▸ TASK
Your task is to output all the records below, word for word.

▸ SOURCE RECORDS
= Beginning of Section =
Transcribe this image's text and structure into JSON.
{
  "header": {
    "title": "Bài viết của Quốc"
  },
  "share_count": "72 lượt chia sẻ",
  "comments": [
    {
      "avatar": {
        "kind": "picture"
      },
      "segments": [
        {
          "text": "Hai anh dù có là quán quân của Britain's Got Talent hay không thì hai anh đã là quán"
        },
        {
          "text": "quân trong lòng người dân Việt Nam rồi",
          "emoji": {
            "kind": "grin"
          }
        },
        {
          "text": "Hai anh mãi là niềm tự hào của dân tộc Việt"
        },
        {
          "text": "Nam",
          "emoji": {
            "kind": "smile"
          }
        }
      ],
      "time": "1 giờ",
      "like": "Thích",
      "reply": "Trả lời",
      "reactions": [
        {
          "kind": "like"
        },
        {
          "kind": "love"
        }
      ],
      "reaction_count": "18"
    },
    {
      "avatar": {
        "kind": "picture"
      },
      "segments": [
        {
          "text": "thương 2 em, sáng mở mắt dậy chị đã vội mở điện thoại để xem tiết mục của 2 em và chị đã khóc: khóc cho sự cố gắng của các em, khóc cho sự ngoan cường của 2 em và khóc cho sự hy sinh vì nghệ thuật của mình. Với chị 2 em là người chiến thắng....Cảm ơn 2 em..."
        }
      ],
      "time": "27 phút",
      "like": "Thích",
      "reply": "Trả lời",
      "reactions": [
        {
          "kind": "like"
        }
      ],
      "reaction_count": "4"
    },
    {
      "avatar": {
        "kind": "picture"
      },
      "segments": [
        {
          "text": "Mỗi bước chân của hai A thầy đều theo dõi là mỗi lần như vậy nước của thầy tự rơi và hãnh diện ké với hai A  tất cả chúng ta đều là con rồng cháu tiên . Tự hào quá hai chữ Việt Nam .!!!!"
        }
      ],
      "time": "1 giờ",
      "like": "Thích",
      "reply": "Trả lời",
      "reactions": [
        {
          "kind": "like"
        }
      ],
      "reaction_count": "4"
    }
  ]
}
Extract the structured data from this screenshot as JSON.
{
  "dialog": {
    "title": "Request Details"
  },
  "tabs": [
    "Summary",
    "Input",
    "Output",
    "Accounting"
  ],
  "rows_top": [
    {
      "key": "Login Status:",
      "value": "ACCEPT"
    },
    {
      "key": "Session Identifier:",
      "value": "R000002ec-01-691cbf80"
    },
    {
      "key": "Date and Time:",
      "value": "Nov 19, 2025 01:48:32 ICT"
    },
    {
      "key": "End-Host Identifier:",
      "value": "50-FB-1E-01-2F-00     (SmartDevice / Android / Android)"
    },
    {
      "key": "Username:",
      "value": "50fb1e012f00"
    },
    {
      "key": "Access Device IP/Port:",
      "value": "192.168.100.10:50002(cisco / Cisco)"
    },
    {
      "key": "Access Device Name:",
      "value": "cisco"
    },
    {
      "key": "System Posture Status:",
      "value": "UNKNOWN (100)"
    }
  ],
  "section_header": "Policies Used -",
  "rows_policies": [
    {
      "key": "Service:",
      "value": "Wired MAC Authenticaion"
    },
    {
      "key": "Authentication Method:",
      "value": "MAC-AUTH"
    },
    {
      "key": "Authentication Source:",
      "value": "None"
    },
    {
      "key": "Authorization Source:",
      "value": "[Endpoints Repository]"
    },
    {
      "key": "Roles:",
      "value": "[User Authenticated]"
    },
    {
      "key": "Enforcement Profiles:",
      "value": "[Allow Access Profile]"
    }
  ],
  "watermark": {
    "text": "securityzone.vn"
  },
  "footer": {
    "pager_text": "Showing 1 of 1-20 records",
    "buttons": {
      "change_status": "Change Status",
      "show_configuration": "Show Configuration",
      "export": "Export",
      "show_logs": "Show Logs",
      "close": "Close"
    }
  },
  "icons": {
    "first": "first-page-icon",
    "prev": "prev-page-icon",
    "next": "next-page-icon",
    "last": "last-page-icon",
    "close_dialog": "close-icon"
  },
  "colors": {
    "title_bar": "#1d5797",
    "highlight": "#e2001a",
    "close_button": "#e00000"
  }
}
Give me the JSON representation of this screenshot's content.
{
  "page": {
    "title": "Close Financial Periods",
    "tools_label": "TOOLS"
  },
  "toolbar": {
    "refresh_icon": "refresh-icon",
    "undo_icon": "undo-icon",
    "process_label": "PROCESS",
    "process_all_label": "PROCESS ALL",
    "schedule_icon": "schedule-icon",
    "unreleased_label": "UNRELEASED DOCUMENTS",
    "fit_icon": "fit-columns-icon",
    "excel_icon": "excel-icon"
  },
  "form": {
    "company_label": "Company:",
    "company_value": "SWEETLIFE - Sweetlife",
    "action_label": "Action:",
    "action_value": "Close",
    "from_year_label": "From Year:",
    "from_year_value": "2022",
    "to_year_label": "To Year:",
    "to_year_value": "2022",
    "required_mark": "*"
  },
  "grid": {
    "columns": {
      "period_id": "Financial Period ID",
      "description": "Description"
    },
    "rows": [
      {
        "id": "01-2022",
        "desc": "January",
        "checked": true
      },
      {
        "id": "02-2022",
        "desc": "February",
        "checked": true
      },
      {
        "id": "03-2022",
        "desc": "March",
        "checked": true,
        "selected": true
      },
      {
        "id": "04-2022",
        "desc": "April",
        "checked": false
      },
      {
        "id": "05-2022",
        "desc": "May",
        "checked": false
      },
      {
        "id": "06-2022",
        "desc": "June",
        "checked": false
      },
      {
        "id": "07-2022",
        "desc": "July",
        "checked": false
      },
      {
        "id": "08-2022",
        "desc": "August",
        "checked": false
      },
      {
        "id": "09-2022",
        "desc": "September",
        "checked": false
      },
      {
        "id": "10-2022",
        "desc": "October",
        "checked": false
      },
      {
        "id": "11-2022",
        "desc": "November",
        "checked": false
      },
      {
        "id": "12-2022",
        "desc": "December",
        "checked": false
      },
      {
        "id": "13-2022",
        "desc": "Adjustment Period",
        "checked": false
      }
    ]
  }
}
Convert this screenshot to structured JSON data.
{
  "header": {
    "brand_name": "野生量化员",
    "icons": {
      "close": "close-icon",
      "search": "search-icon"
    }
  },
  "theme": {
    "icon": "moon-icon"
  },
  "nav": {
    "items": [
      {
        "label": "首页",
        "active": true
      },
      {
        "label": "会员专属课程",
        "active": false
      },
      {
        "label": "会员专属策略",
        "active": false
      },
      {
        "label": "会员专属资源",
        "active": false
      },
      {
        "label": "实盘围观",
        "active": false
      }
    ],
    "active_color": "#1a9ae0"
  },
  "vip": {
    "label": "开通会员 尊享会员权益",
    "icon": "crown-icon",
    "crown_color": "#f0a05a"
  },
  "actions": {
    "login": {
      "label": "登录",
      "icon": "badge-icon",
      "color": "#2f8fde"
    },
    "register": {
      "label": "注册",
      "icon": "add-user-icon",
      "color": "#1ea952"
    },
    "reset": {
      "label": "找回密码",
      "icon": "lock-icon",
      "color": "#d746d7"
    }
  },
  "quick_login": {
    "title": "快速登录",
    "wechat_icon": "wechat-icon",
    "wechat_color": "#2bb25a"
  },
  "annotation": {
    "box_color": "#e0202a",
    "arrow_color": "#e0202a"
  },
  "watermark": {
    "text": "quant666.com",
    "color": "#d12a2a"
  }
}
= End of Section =
▸ ANSWER SPACE
Transcribe this image's text and structure into JSON.
{
  "header": {
    "title": "Bài viết của Quốc"
  },
  "share_count": "72 lượt chia sẻ",
  "comments": [
    {
      "avatar": {
        "kind": "picture"
      },
      "segments": [
        {
          "text": "Hai anh dù có là quán quân của Britain's Got Talent hay không thì hai anh đã là quán"
        },
        {
          "text": "quân trong lòng người dân Việt Nam rồi",
          "emoji": {
            "kind": "grin"
          }
        },
        {
          "text": "Hai anh mãi là niềm tự hào của dân tộc Việt"
        },
        {
          "text": "Nam",
          "emoji": {
            "kind": "smile"
          }
        }
      ],
      "time": "1 giờ",
      "like": "Thích",
      "reply": "Trả lời",
      "reactions": [
        {
          "kind": "like"
        },
        {
          "kind": "love"
        }
      ],
      "reaction_count": "18"
    },
    {
      "avatar": {
        "kind": "picture"
      },
      "segments": [
        {
          "text": "thương 2 em, sáng mở mắt dậy chị đã vội mở điện thoại để xem tiết mục của 2 em và chị đã khóc: khóc cho sự cố gắng của các em, khóc cho sự ngoan cường của 2 em và khóc cho sự hy sinh vì nghệ thuật của mình. Với chị 2 em là người chiến thắng....Cảm ơn 2 em..."
        }
      ],
      "time": "27 phút",
      "like": "Thích",
      "reply": "Trả lời",
      "reactions": [
        {
          "kind": "like"
        }
      ],
      "reaction_count": "4"
    },
    {
      "avatar": {
        "kind": "picture"
      },
      "segments": [
        {
          "text": "Mỗi bước chân của hai A thầy đều theo dõi là mỗi lần như vậy nước của thầy tự rơi và hãnh diện ké với hai A  tất cả chúng ta đều là con rồng cháu tiên . Tự hào quá hai chữ Việt Nam .!!!!"
        }
      ],
      "time": "1 giờ",
      "like": "Thích",
      "reply": "Trả lời",
      "reactions": [
        {
          "kind": "like"
        }
      ],
      "reaction_count": "4"
    }
  ]
}
Extract the structured data from this screenshot as JSON.
{
  "dialog": {
    "title": "Request Details"
  },
  "tabs": [
    "Summary",
    "Input",
    "Output",
    "Accounting"
  ],
  "rows_top": [
    {
      "key": "Login Status:",
      "value": "ACCEPT"
    },
    {
      "key": "Session Identifier:",
      "value": "R000002ec-01-691cbf80"
    },
    {
      "key": "Date and Time:",
      "value": "Nov 19, 2025 01:48:32 ICT"
    },
    {
      "key": "End-Host Identifier:",
      "value": "50-FB-1E-01-2F-00     (SmartDevice / Android / Android)"
    },
    {
      "key": "Username:",
      "value": "50fb1e012f00"
    },
    {
      "key": "Access Device IP/Port:",
      "value": "192.168.100.10:50002(cisco / Cisco)"
    },
    {
      "key": "Access Device Name:",
      "value": "cisco"
    },
    {
      "key": "System Posture Status:",
      "value": "UNKNOWN (100)"
    }
  ],
  "section_header": "Policies Used -",
  "rows_policies": [
    {
      "key": "Service:",
      "value": "Wired MAC Authenticaion"
    },
    {
      "key": "Authentication Method:",
      "value": "MAC-AUTH"
    },
    {
      "key": "Authentication Source:",
      "value": "None"
    },
    {
      "key": "Authorization Source:",
      "value": "[Endpoints Repository]"
    },
    {
      "key": "Roles:",
      "value": "[User Authenticated]"
    },
    {
      "key": "Enforcement Profiles:",
      "value": "[Allow Access Profile]"
    }
  ],
  "watermark": {
    "text": "securityzone.vn"
  },
  "footer": {
    "pager_text": "Showing 1 of 1-20 records",
    "buttons": {
      "change_status": "Change Status",
      "show_configuration": "Show Configuration",
      "export": "Export",
      "show_logs": "Show Logs",
      "close": "Close"
    }
  },
  "icons": {
    "first": "first-page-icon",
    "prev": "prev-page-icon",
    "next": "next-page-icon",
    "last": "last-page-icon",
    "close_dialog": "close-icon"
  },
  "colors": {
    "title_bar": "#1d5797",
    "highlight": "#e2001a",
    "close_button": "#e00000"
  }
}
Give me the JSON representation of this screenshot's content.
{
  "page": {
    "title": "Close Financial Periods",
    "tools_label": "TOOLS"
  },
  "toolbar": {
    "refresh_icon": "refresh-icon",
    "undo_icon": "undo-icon",
    "process_label": "PROCESS",
    "process_all_label": "PROCESS ALL",
    "schedule_icon": "schedule-icon",
    "unreleased_label": "UNRELEASED DOCUMENTS",
    "fit_icon": "fit-columns-icon",
    "excel_icon": "excel-icon"
  },
  "form": {
    "company_label": "Company:",
    "company_value": "SWEETLIFE - Sweetlife",
    "action_label": "Action:",
    "action_value": "Close",
    "from_year_label": "From Year:",
    "from_year_value": "2022",
    "to_year_label": "To Year:",
    "to_year_value": "2022",
    "required_mark": "*"
  },
  "grid": {
    "columns": {
      "period_id": "Financial Period ID",
      "description": "Description"
    },
    "rows": [
      {
        "id": "01-2022",
        "desc": "January",
        "checked": true
      },
      {
        "id": "02-2022",
        "desc": "February",
        "checked": true
      },
      {
        "id": "03-2022",
        "desc": "March",
        "checked": true,
        "selected": true
      },
      {
        "id": "04-2022",
        "desc": "April",
        "checked": false
      },
      {
        "id": "05-2022",
        "desc": "May",
        "checked": false
      },
      {
        "id": "06-2022",
        "desc": "June",
        "checked": false
      },
      {
        "id": "07-2022",
        "desc": "July",
        "checked": false
      },
      {
        "id": "08-2022",
        "desc": "August",
        "checked": false
      },
      {
        "id": "09-2022",
        "desc": "September",
        "checked": false
      },
      {
        "id": "10-2022",
        "desc": "October",
        "checked": false
      },
      {
        "id": "11-2022",
        "desc": "November",
        "checked": false
      },
      {
        "id": "12-2022",
        "desc": "December",
        "checked": false
      },
      {
        "id": "13-2022",
        "desc": "Adjustment Period",
        "checked": false
      }
    ]
  }
}
Convert this screenshot to structured JSON data.
{
  "header": {
    "brand_name": "野生量化员",
    "icons": {
      "close": "close-icon",
      "search": "search-icon"
    }
  },
  "theme": {
    "icon": "moon-icon"
  },
  "nav": {
    "items": [
      {
        "label": "首页",
        "active": true
      },
      {
        "label": "会员专属课程",
        "active": false
      },
      {
        "label": "会员专属策略",
        "active": false
      },
      {
        "label": "会员专属资源",
        "active": false
      },
      {
        "label": "实盘围观",
        "active": false
      }
    ],
    "active_color": "#1a9ae0"
  },
  "vip": {
    "label": "开通会员 尊享会员权益",
    "icon": "crown-icon",
    "crown_color": "#f0a05a"
  },
  "actions": {
    "login": {
      "label": "登录",
      "icon": "badge-icon",
      "color": "#2f8fde"
    },
    "register": {
      "label": "注册",
      "icon": "add-user-icon",
      "color": "#1ea952"
    },
    "reset": {
      "label": "找回密码",
      "icon": "lock-icon",
      "color": "#d746d7"
    }
  },
  "quick_login": {
    "title": "快速登录",
    "wechat_icon": "wechat-icon",
    "wechat_color": "#2bb25a"
  },
  "annotation": {
    "box_color": "#e0202a",
    "arrow_color": "#e0202a"
  },
  "watermark": {
    "text": "quant666.com",
    "color": "#d12a2a"
  }
}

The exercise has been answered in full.